JOINT Policy Brief nº. 4 (October 2021)
Security and defence are increasingly grabbing the spotlight in European public debates. In just a few weeks, the withdrawal of Western forces from Afghanistan and the deal between Australia, the United Kingdom and the United States (AUKUS) to share nuclear submarine technology and step up their security partnership in the Indo-Pacific have reinvigorated the debate on the EU’s strategic autonomy and shifting strategic alliances in global security. While the American withdrawal and the realignment of forces in response to China’s growing strength are increasingly discernible, the European Union has not moved yet from intent to action in the domain of security and defence.
“Strategic autonomy”, in EU parlance, is the ability of the European Union to muster the necessary means to achieve its foreign policy aims in cooperation with partners when possible but acting alone when necessary. This long-running debate on strategic autonomy in European capitals, traditionally limited to the realm of defence, has now extended to trade, cybersecurity, artificial intelligence and global health, among others.

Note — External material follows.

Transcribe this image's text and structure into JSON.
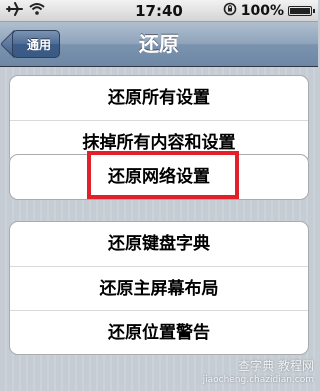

A Spanish version of this paper was published in the print and online editions of El País on 18 October 2021: “Afganistán, Aukus y la autonomía europea”, https://elpais.com/opinion/2021-10-18/afganistan-aukus-y-la-autonomia-europea.html